Why the Ottawa Senators Are Better off with Kyle Turris Over Taranseko…For Now
Prior to this season, Kyle Turris had 116 points in 179 GP as a member of the Ottawa Senators. Vladimir Tarasenko had played just 102 games for the Blues prior to this season and recorded 62 points. A meagre difference of just 0.04 points per game in Turris’ favor. A difference that Tarasenko will make up shortly with his pace of 17 points in 14 GP in 2014-15 – compared to Turris who has eight points in 14 games for the Sens.
It seems pretty likely that Vladimir Tarasenko is the better player – or at the very least – will be before long. His offensive talents are superior and the Blues are a much better team than the Senators. It’s that latter point however, that makes Kyle Turris the better fit in Ottawa. The Sens never fully recovered from losing Heatley’s offense. Milan Michalek had a 35-goal season in his second year in Ottawa, but as the injuries piled up, it became clear that he’ll be unlikely to return to that form. And then Daniel Alfredsson left, and then Jason Spezza wanted out…
Turris is now relied on heavily for leadership up front, along with linemates Bobby Ryan and Clarke MacArthur. A role that Vladimir Tarasenko – who doesn’t turn 23 until next month – wouldn’t be able to fill. The Blues offensive corps is also far deeper than Ottawa’s, meaning Tarasenko often has spent time against second or third pairing defenders, while Turris is nearly always met by the league’s top units.
Although Turris is no match for Tarasenko offensively or in the highlight reels, he’s also relied on far more by the Sens than the younger star would be. And right now, that’s what they need.

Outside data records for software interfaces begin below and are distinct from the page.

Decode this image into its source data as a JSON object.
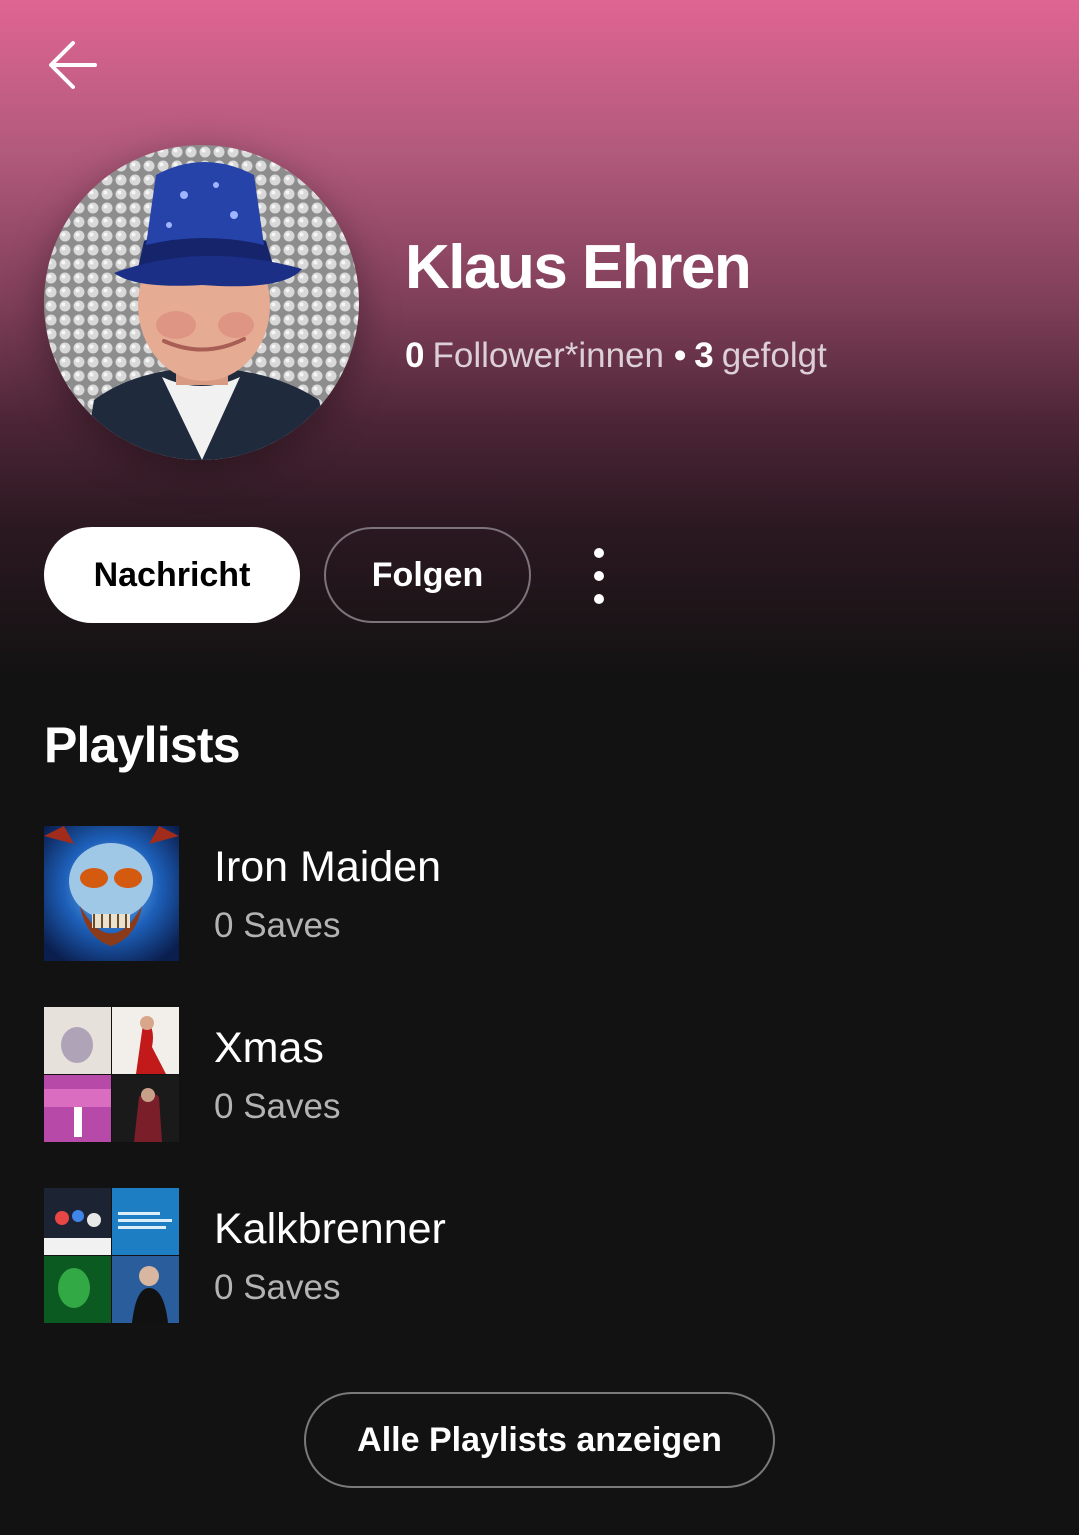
{
  "header": {
    "back_icon": "arrow-left-icon"
  },
  "profile": {
    "name": "Klaus Ehren",
    "followers_count": "0",
    "followers_label": "Follower*innen",
    "separator": "•",
    "following_count": "3",
    "following_label": "gefolgt"
  },
  "actions": {
    "message_label": "Nachricht",
    "follow_label": "Folgen",
    "more_icon": "more-vertical-icon"
  },
  "playlists_section": {
    "title": "Playlists",
    "items": [
      {
        "name": "Iron Maiden",
        "saves": "0 Saves"
      },
      {
        "name": "Xmas",
        "saves": "0 Saves"
      },
      {
        "name": "Kalkbrenner",
        "saves": "0 Saves"
      }
    ],
    "show_all_label": "Alle Playlists anzeigen"
  },
  "colors": {
    "gradient_top": "#df6591",
    "background": "#121212",
    "secondary_text": "#b3b3b3"
  }
}
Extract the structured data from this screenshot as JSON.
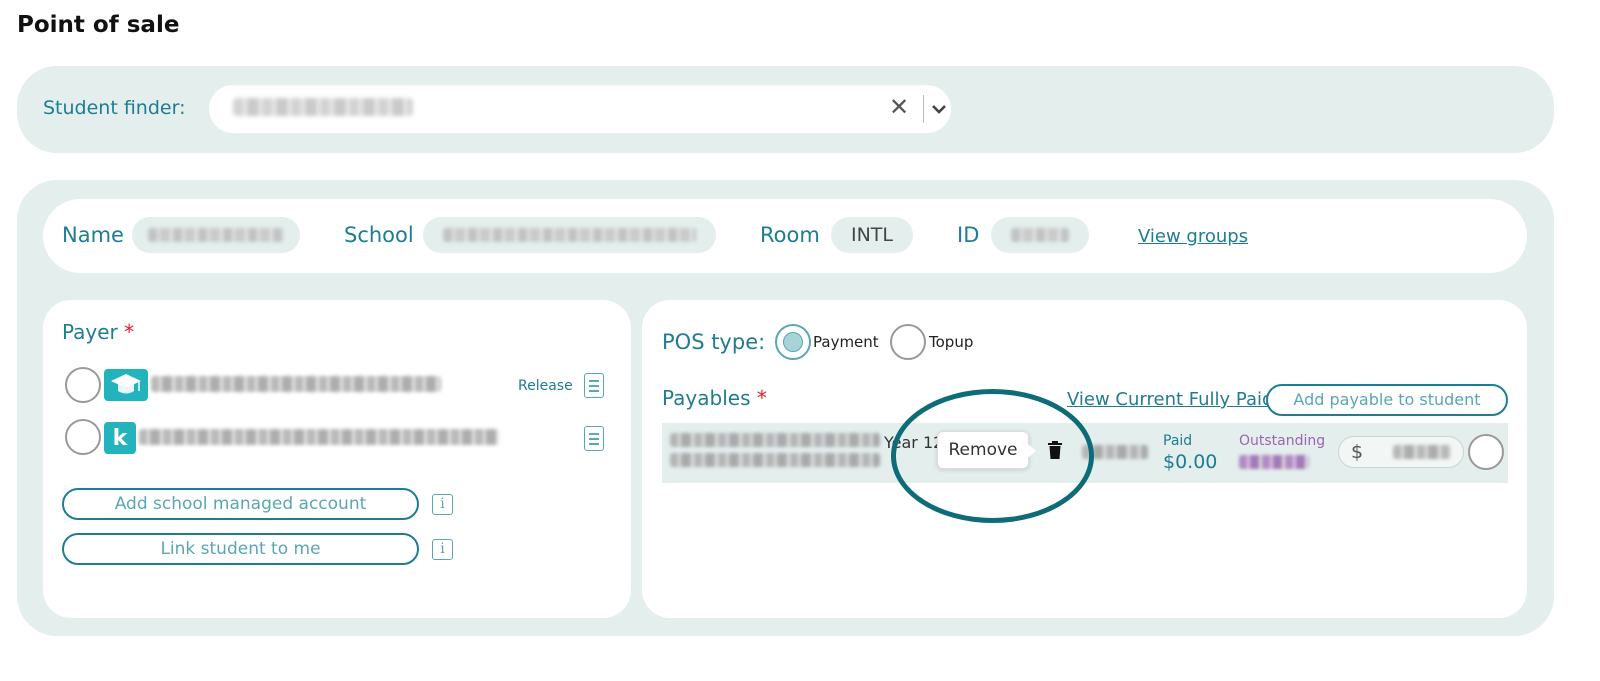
{
  "page": {
    "title": "Point of sale"
  },
  "finder": {
    "label": "Student finder:",
    "value": "Aaron b Bukky 2nd b"
  },
  "student_info": {
    "name_label": "Name",
    "name_value": "Aaron b Bukky",
    "school_label": "School",
    "school_value": "Westlake Boys High School",
    "room_label": "Room",
    "room_value": "INTL",
    "id_label": "ID",
    "id_value": "22058",
    "view_groups": "View groups"
  },
  "payer": {
    "title": "Payer",
    "required_mark": "*",
    "accounts": [
      {
        "logo": "mortarboard-logo",
        "label": "School managed account",
        "release": "Release"
      },
      {
        "logo": "k-logo",
        "logo_text": "k",
        "label": "Kindo linked family account"
      }
    ],
    "add_school_account": "Add school managed account",
    "link_student": "Link student to me",
    "info_glyph": "i"
  },
  "pos": {
    "type_label": "POS type:",
    "options": [
      "Payment",
      "Topup"
    ],
    "selected": "Payment",
    "payables_label": "Payables",
    "required_mark": "*",
    "view_fully_paid": "View Current Fully Paid",
    "add_payable": "Add payable to student",
    "payable": {
      "description": "2024 Outdoor Education Curriculum Contribution",
      "year": "Year 12",
      "code": "OE2024",
      "paid_label": "Paid",
      "paid_value": "$0.00",
      "outstanding_label": "Outstanding",
      "outstanding_value": "$795.00",
      "currency": "$",
      "amount": "795.00"
    },
    "tooltip": "Remove"
  },
  "colors": {
    "accent": "#1f7c91",
    "panel_bg": "#e3eeed",
    "required": "#e0202a",
    "outstanding": "#9b66b4",
    "highlight": "#0e6b78"
  }
}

Esten McLaren graduated from the University of Guelph with a B.Sc in Biological Sciences before enrolling at the College of Sports Media in Toronto. He graduated with a diploma in Radio and Television Sports Broadcasting in the spring of 2014 and now works at the FNTSY Sports Network in Toronto. Esten writes for lockerroomfantasysports.com and thefakehockey.com as well as for The Hockey Writers.